Conviction to end TB is global
We may recollect that almost a year ago in May 2014, the World Health Assembly had approved a significant milestone for ending TB: the post-2015 End TB Strategy of the WHO. Dr Mario Raviglione, Director of WHO’s Global Tuberculosis Programme, said: “India and other countries need to accelerate the decline in TB incidence and help to achieve our milestones for 2025 and the targets for 2035 for ending the TB epidemic. End TB Strategy is based upon 3 pillars too: (i) integrated, patient-centred care and prevention; (ii) bold policies and supportive systems; and (iii) intensified research and innovation.”
Dr Raviglione added: “The emphasis under the first pillar is upon early case detection, community involvement to ensure treatment completion, and prophylaxis for treatment of latent TB. We need to get all the possible best levels of standards of care for all TB patients which includes: rapid accurate diagnosis, doing what is needed to treat, and support every single person who is affected by tuberculosis in this country, and globally. Second pillar of the strategy is about being bold in policies – there are policies that needs to be implemented fully in India and everywhere in the world. Policies for universal coverage which translates into free diagnosis and treatment for the poorest of the poor which are the ones affected by TB –talks about social protection mechanisms. Third pillar is the research and India is the one of the countries with widest possible capacities to do research in the world."
Financing progress to end TB is critical
“We need to find innovative ways to increase domestic funding to ensure progress towards implementing the Call to Action for TB Free India is well-resourced too” said Jamhoih Tonsing, Regional Director, International Union Against Tuberculosis and Lung Disease (The Union). “We also need to look at non-technical solutions to find answers for how can we increase visibility of TB. We need to find ways to get more earned media coverage on TB related issues.”
Agreed Bhanu Pratap Sharma, Health Secretary, MoHFW of India: “One challenge [in implementing Call To Action] will be to ensure that there is enough funding – we need to see that the programme is adequately financed.”
Time to act is now!
“We have set very ambitious targets for ending TB by 2035 globally.
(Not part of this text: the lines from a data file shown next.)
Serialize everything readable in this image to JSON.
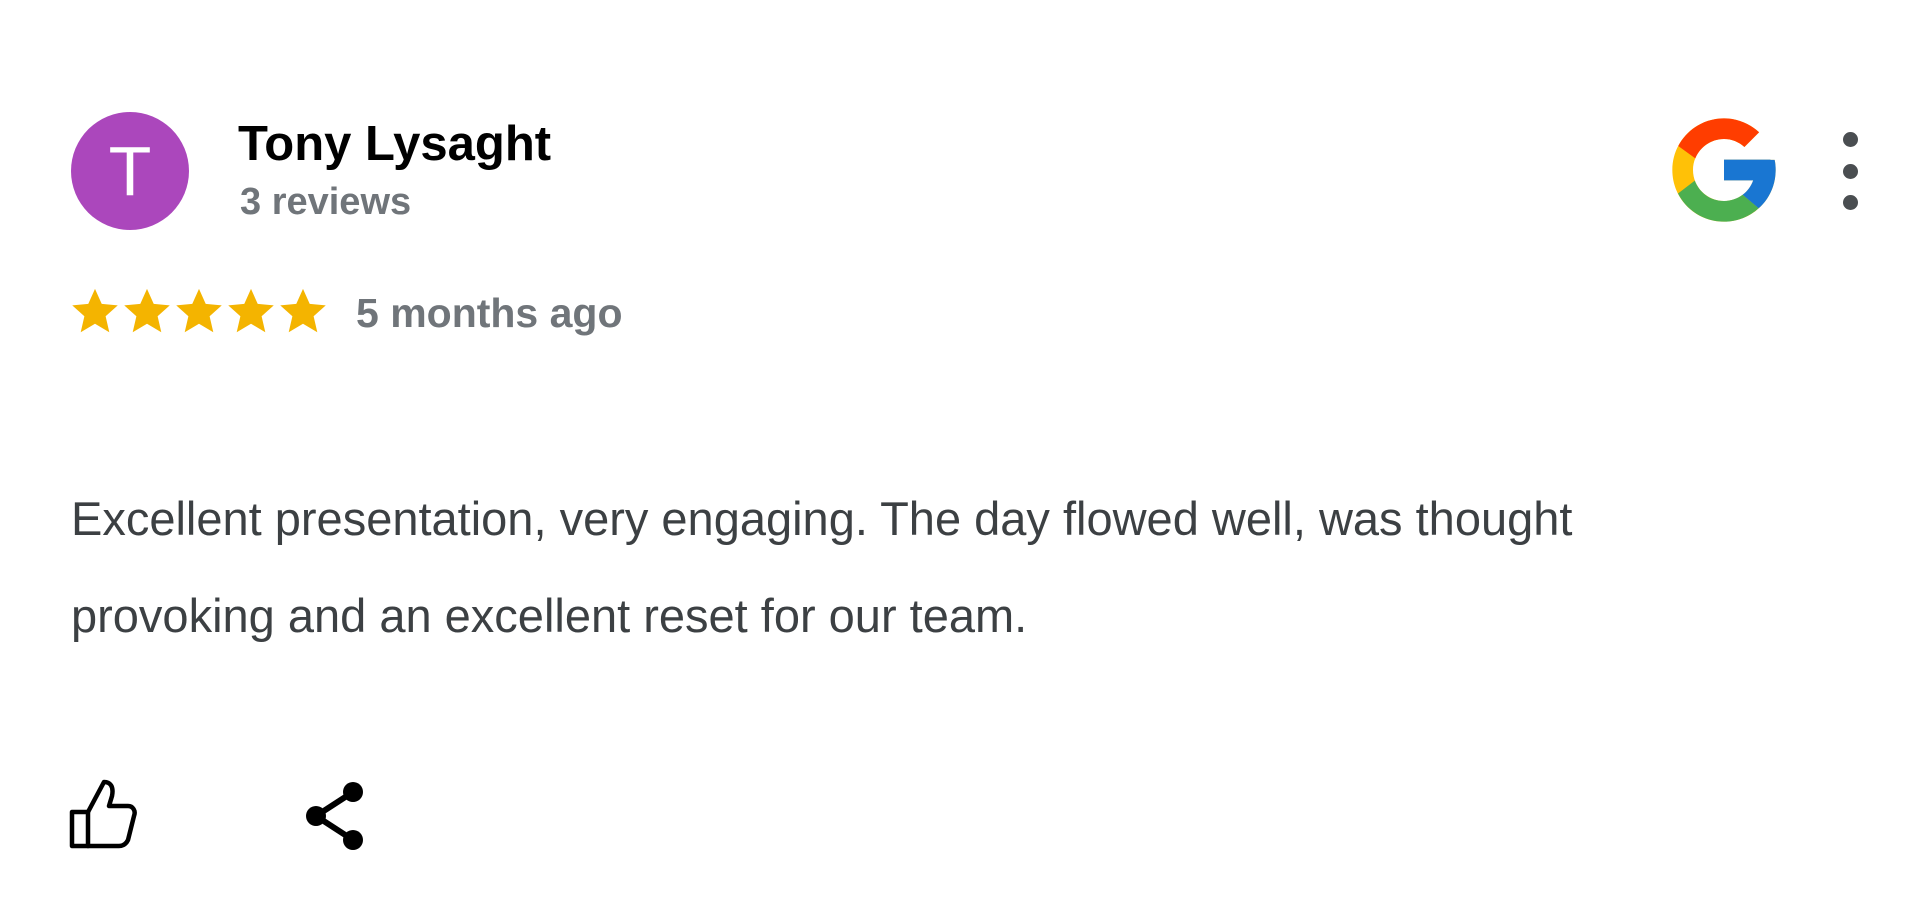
{
  "review": {
    "author": {
      "initial": "T",
      "name": "Tony Lysaght",
      "review_count": "3 reviews",
      "avatar_color": "#ab47bc"
    },
    "source_icon": "google-g-icon",
    "menu_icon": "more-vert-icon",
    "rating": 5,
    "rating_max": 5,
    "star_color": "#f4b400",
    "time_ago": "5 months ago",
    "text": "Excellent presentation, very engaging. The day flowed well, was thought provoking and an excellent reset for our team.",
    "actions": {
      "like_icon": "thumbs-up-icon",
      "share_icon": "share-icon"
    }
  }
}
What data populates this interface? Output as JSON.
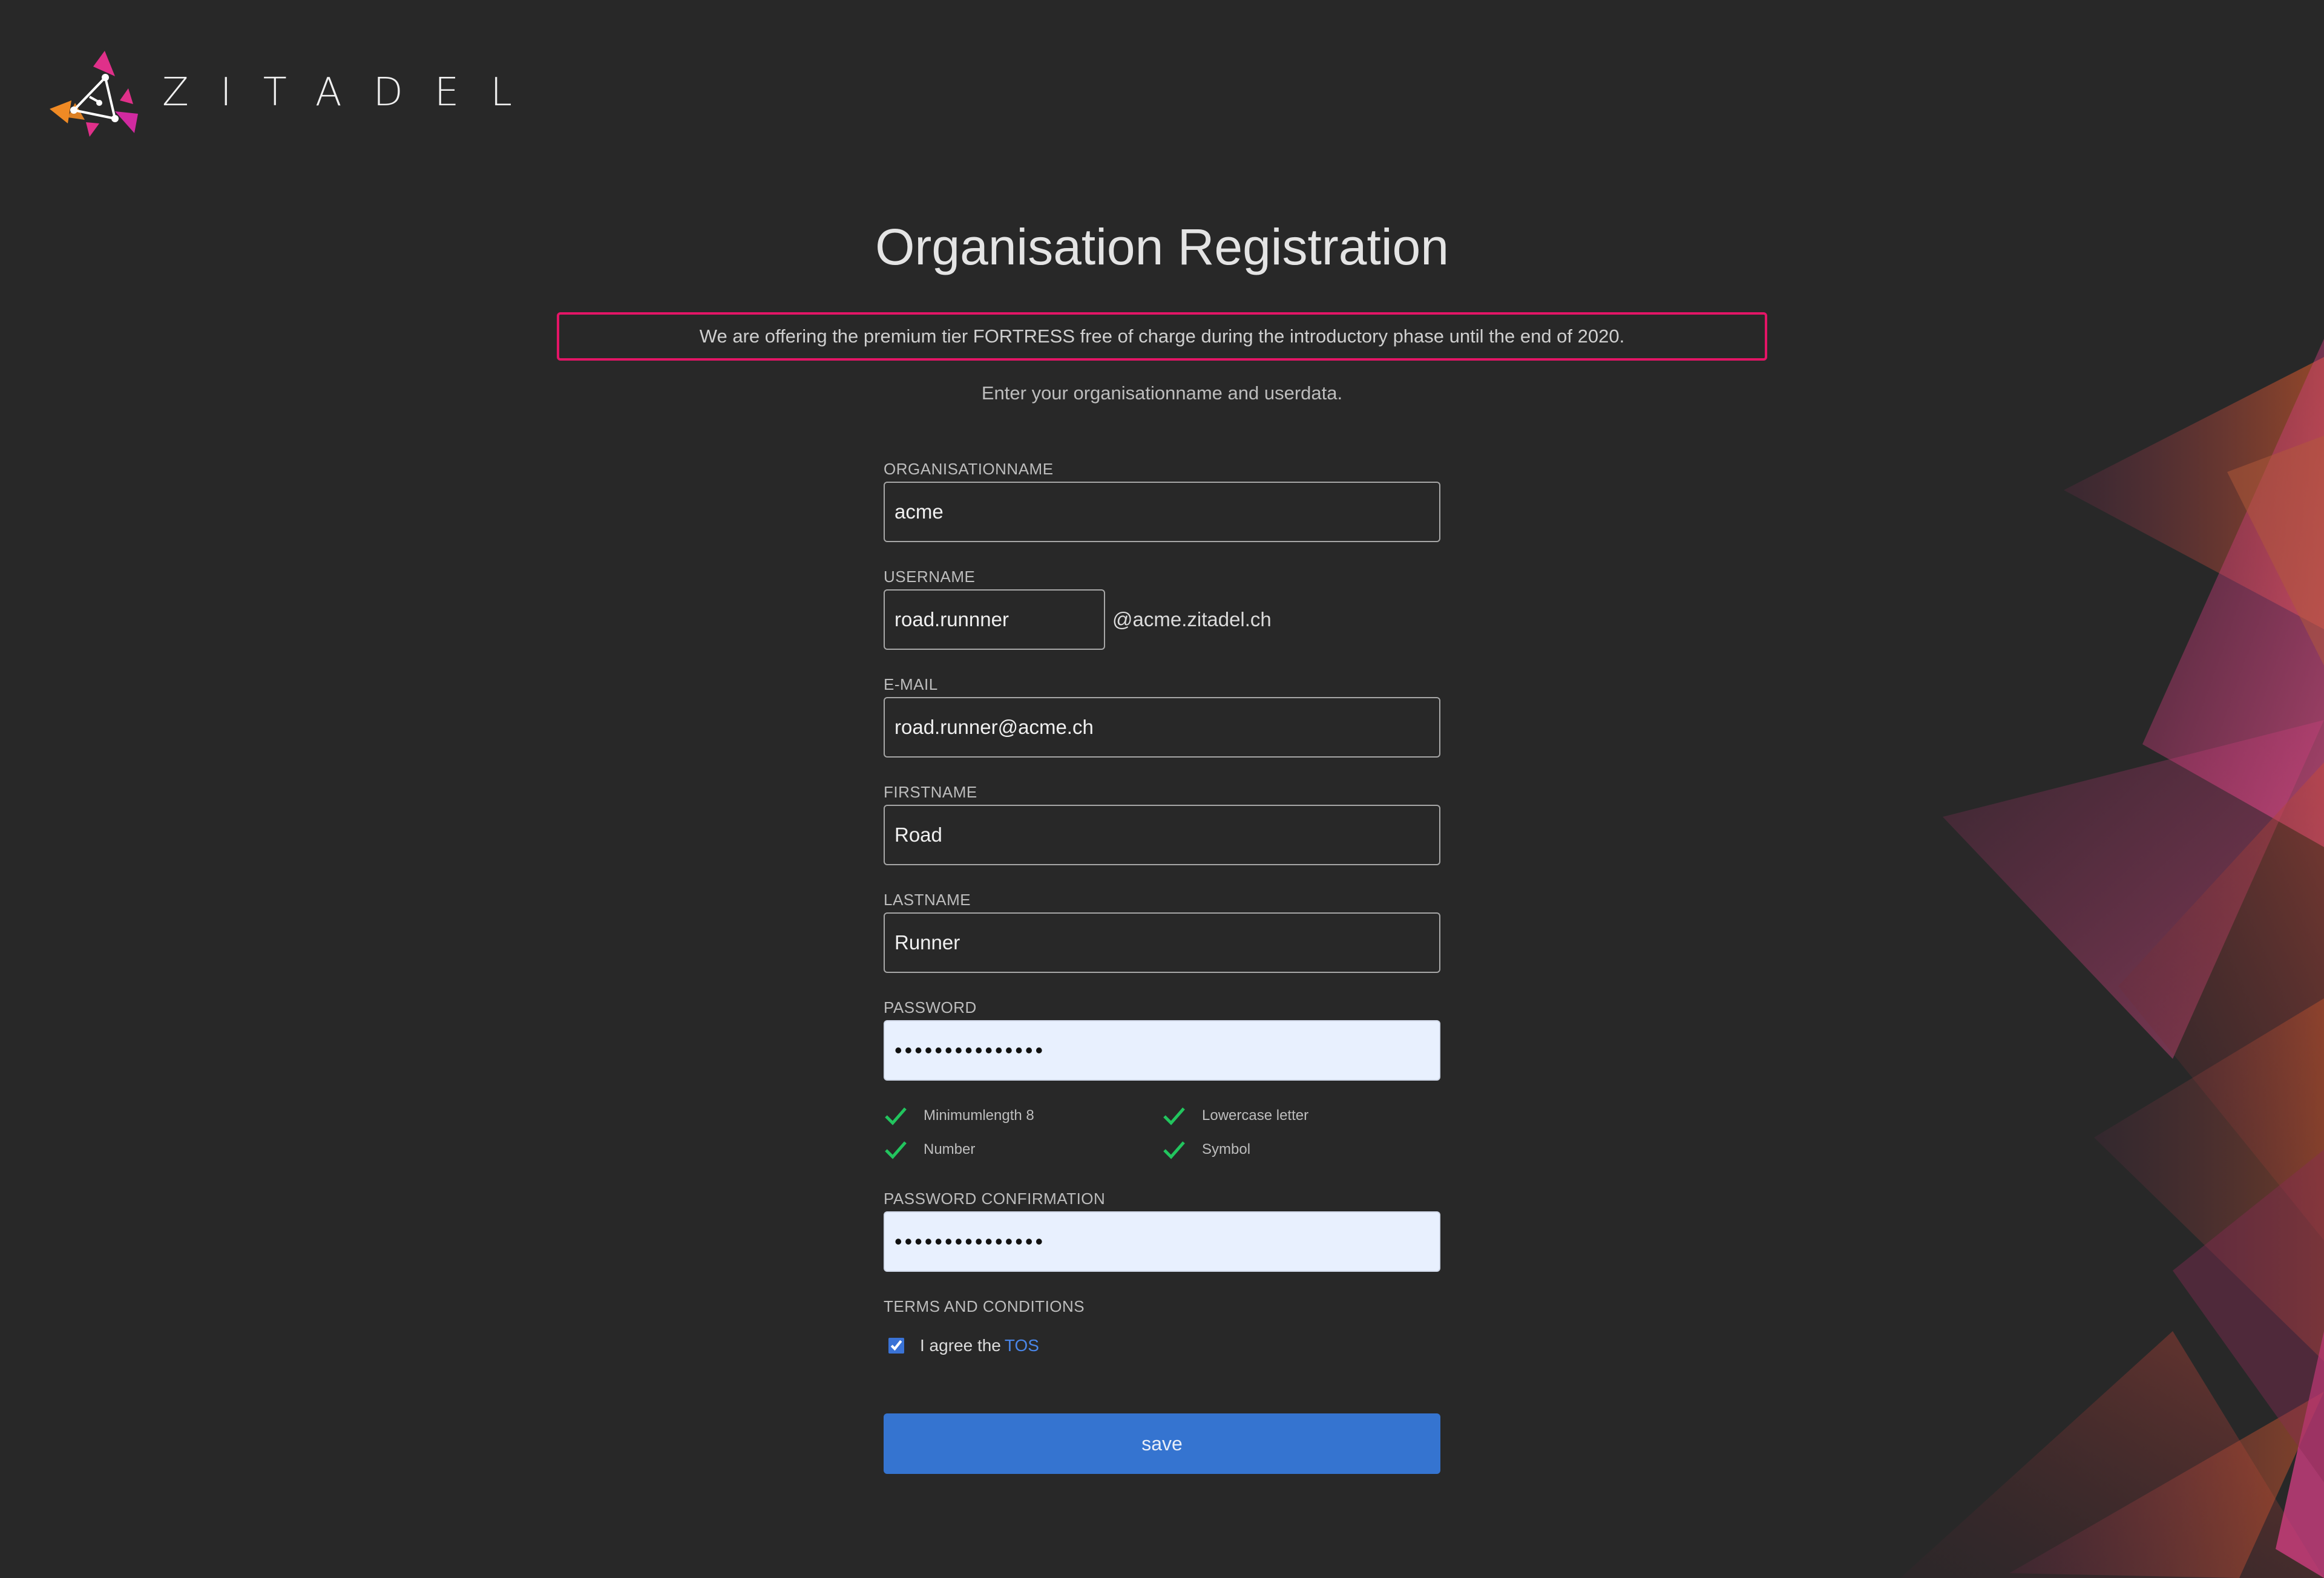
{
  "brand": {
    "name": "ZITADEL"
  },
  "page": {
    "title": "Organisation Registration",
    "promo": "We are offering the premium tier FORTRESS free of charge during the introductory phase until the end of 2020.",
    "subtitle": "Enter your organisationname and userdata."
  },
  "form": {
    "organisation": {
      "label": "ORGANISATIONNAME",
      "value": "acme"
    },
    "username": {
      "label": "USERNAME",
      "value": "road.runnner",
      "suffix": "@acme.zitadel.ch"
    },
    "email": {
      "label": "E-MAIL",
      "value": "road.runner@acme.ch"
    },
    "firstname": {
      "label": "FIRSTNAME",
      "value": "Road"
    },
    "lastname": {
      "label": "LASTNAME",
      "value": "Runner"
    },
    "password": {
      "label": "PASSWORD",
      "value": "•••••••••••••••"
    },
    "password_rules": [
      {
        "label": "Minimumlength 8",
        "ok": true
      },
      {
        "label": "Lowercase letter",
        "ok": true
      },
      {
        "label": "Number",
        "ok": true
      },
      {
        "label": "Symbol",
        "ok": true
      }
    ],
    "password_confirmation": {
      "label": "PASSWORD CONFIRMATION",
      "value": "•••••••••••••••"
    },
    "terms": {
      "label": "TERMS AND CONDITIONS",
      "agree_text": "I agree the",
      "link_text": "TOS",
      "checked": true
    },
    "save_label": "save"
  },
  "colors": {
    "accent": "#3574d0",
    "promo_border": "#e31566",
    "check": "#22c55e",
    "background": "#282828"
  }
}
The first five years between now and 2020 are extremely important and we are looking at India with lot of hope – to show the world that it is possible to move the agenda forward and accelerate the progress towards ending TB. We have to go from a project that shows extremely great results to a bigger scale with a bigger speed” said Dr Lucica Ditiu, Executive Secretary of the Stop TB Partnership.
“No call to action can ever succeed if we do not exactly know what needs to be done. And to know what exactly needs to be done is not only about reading a textbook but also about going to the fields and understanding where the real ground-problems lie, what the issues are, and this is what has preceded the launch of the call to action in the form of Joint Monitoring Mission (JMM) organized by the Government of India and the WHO. On the basis of these critical findings and assessments we can pull our strengths and knowledge and request India to move forward in implementing them” shared Nata Menabde who represents the WHO in India.
“We are going to achieve 100% case diagnosis and 100% treatment of these. We cannot afford to miss a single case of TB. We will deploy diagnostic tools such as molecular tests to accurately diagnose every case of TB. Call for TB Free India needs to reach every state and further percolate to every level” rightly said Dr Jagdish Prasad, Director-General Health Services, MoHFW of India.